# How do you use the shell method to set up and evaluate the integral that gives the volume of the solid generated by revolving the plane region y=sqrt(16-x^2) and the x axis rotated about the x axis?

Feb 12, 2017

Volume $= \frac{256 \pi}{3} \setminus {\text{unit}}^{3}$

#### Explanation:

If you imagine an almost infinitesimally thin vertical line of thickness $\delta x$ between the $x$-axis and the curve at some particular $x$-coordinate it would have an area:

$\delta A \approx \text{width" xx "height} = y \delta x = f \left(x\right) \delta x$ If we then rotated this infinitesimally thin vertical line about $O y$ then we would get an infinitesimally thin cylinder (imagine a cross section through a tin can), then its volume $\delta V$ would be given by:

$\delta V \approx 2 \pi \times \text{radius" xx "thickness} = 2 \pi x \delta A = 2 \pi x f \left(x\right) \delta x$

If we add up all these infinitesimally thin cylinders then we would get the precise total volume $V$ given by:

$V = {\int}_{x = a}^{x = b} 2 \pi \setminus x \setminus f \left(x\right) \setminus \mathrm{dx}$

Similarly if we rotate about $O x$ instead of $O y$ then we get the volume as:

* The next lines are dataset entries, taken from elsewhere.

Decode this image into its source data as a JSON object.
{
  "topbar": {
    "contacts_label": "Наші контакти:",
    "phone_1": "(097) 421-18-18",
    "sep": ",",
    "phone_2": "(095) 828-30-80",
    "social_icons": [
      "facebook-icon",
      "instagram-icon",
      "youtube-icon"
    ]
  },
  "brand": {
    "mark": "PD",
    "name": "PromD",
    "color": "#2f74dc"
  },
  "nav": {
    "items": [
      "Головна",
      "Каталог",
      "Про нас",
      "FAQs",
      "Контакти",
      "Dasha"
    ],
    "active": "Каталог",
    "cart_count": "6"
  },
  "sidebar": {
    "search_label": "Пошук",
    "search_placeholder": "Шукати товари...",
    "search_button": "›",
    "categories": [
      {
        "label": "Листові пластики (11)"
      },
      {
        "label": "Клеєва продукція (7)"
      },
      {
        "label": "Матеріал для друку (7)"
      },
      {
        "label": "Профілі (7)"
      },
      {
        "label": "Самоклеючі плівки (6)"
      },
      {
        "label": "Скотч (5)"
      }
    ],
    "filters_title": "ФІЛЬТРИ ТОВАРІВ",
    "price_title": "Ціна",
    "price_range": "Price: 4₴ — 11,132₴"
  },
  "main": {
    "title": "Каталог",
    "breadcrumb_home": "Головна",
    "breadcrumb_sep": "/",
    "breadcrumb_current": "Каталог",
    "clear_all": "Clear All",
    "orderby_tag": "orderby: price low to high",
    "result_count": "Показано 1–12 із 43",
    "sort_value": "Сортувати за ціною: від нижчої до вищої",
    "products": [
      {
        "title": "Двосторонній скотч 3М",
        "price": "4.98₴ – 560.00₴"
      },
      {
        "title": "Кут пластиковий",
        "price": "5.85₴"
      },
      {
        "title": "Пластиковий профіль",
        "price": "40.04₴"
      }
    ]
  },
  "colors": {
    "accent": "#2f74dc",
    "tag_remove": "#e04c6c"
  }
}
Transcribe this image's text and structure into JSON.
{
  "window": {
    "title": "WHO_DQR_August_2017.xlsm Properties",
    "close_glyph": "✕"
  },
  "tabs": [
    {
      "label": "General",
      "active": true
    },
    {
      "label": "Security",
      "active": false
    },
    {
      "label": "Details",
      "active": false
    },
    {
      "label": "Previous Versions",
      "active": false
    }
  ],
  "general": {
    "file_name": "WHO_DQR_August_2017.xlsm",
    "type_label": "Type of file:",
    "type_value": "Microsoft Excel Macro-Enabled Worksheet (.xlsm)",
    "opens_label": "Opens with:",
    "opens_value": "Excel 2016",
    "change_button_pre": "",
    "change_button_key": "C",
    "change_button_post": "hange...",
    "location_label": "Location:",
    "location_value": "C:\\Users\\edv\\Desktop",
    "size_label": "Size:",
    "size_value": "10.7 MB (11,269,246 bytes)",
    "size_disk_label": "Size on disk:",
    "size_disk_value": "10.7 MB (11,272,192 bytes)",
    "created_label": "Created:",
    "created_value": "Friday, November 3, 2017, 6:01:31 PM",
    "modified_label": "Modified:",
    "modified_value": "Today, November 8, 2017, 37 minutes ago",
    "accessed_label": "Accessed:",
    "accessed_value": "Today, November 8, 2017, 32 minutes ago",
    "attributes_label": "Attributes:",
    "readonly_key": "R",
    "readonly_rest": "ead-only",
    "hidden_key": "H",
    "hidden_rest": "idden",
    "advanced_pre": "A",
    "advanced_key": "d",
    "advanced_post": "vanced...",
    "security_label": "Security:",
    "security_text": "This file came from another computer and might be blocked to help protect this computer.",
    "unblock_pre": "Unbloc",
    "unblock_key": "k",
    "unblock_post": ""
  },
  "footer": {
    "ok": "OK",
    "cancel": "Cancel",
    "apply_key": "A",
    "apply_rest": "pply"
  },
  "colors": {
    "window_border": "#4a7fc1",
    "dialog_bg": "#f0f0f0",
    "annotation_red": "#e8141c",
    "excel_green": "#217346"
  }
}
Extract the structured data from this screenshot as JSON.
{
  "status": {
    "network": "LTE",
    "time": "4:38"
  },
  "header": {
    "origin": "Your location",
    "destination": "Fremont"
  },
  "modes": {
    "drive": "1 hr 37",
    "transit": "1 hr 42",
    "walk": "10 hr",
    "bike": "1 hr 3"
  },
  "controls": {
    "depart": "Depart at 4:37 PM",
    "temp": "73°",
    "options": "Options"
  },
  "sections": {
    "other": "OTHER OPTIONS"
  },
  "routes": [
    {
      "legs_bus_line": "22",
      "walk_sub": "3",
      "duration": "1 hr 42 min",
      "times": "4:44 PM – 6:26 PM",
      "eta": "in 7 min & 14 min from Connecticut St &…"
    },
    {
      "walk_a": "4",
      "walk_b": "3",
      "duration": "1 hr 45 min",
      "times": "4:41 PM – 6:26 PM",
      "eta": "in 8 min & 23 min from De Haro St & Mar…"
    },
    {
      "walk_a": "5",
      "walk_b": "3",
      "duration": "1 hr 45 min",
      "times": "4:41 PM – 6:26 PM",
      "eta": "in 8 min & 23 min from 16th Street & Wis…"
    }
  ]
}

$V = {\int}_{y = a}^{y = b} 2 \pi \setminus y \setminus g \left(y\right) \setminus \mathrm{dy}$

So for this problem we have:
graph{(y-sqrt(16-x^2))=0 [-8, 8, -2, 5]}

We need the point of intersection for the bounds of integration;

$\sqrt{16 - {x}^{2}} = 0 \implies x = \pm 4$, and the range of $y$ is $y \in \left[- 4 , 4\right]$

By symmetry we can restrict $y \in \left[0 , 4\right]$ and double the result.

$y = \sqrt{16 - {x}^{2}} \implies {y}^{2} = 16 - {x}^{2} \implies x = \sqrt{16 - {y}^{2}}$

The Volume of Revolution about $O x$ is given by:

$\frac{1}{2} V = {\int}_{y = a}^{y = b} 2 \pi \setminus y \setminus g \left(y\right) \setminus \mathrm{dy}$
$\setminus \setminus \setminus \setminus \setminus \setminus = {\int}_{y = 0}^{y = 4} 2 \pi \setminus y \setminus \sqrt{16 - {y}^{2}} \setminus \mathrm{dy}$
$\setminus \setminus \setminus \setminus \setminus \setminus = 2 \pi \setminus {\int}_{0}^{4} y \setminus \sqrt{16 - {y}^{2}} \setminus \mathrm{dy}$

We can use a substitution to perform this integral;

Let $u = 16 - {y}^{2} \implies \frac{\mathrm{du}}{\mathrm{dy}} = - 2 y$
When $\left\{\begin{matrix}y = - 4 \\ y = 4\end{matrix}\right. \implies \left\{\begin{matrix}u = 16 \\ u = 0\end{matrix}\right.$

Substituting into the integral we get:

$\frac{1}{2} V = 2 \pi \setminus {\int}_{16}^{0} \setminus \sqrt{u} \left(- \frac{1}{2}\right) \setminus \mathrm{du}$
$\setminus \setminus \setminus \setminus \setminus \setminus = \pi \setminus {\int}_{0}^{16} \setminus \sqrt{u} \setminus \mathrm{du}$
$\setminus \setminus \setminus \setminus \setminus \setminus = \pi \setminus {\left[{u}^{\frac{3}{2}} / \left(\frac{3}{2}\right)\right]}_{0}^{16}$
$\setminus \setminus \setminus \setminus \setminus \setminus = \frac{2}{3} \pi \setminus {\left[{u}^{\frac{3}{2}}\right]}_{0}^{16}$
$\setminus \setminus \setminus \setminus \setminus \setminus = \frac{2}{3} \pi \setminus \left({16}^{\frac{3}{2}} - 0\right)$
$\setminus \setminus \setminus \setminus \setminus \setminus = \frac{128 \pi}{3}$
$\therefore V = \frac{256 \pi}{3}$

Note:
The volume is that of a sphere of radius $4$, so we can validate the volume as $V = \frac{4}{3} \pi {r}^{3} = \frac{256 \pi}{3}$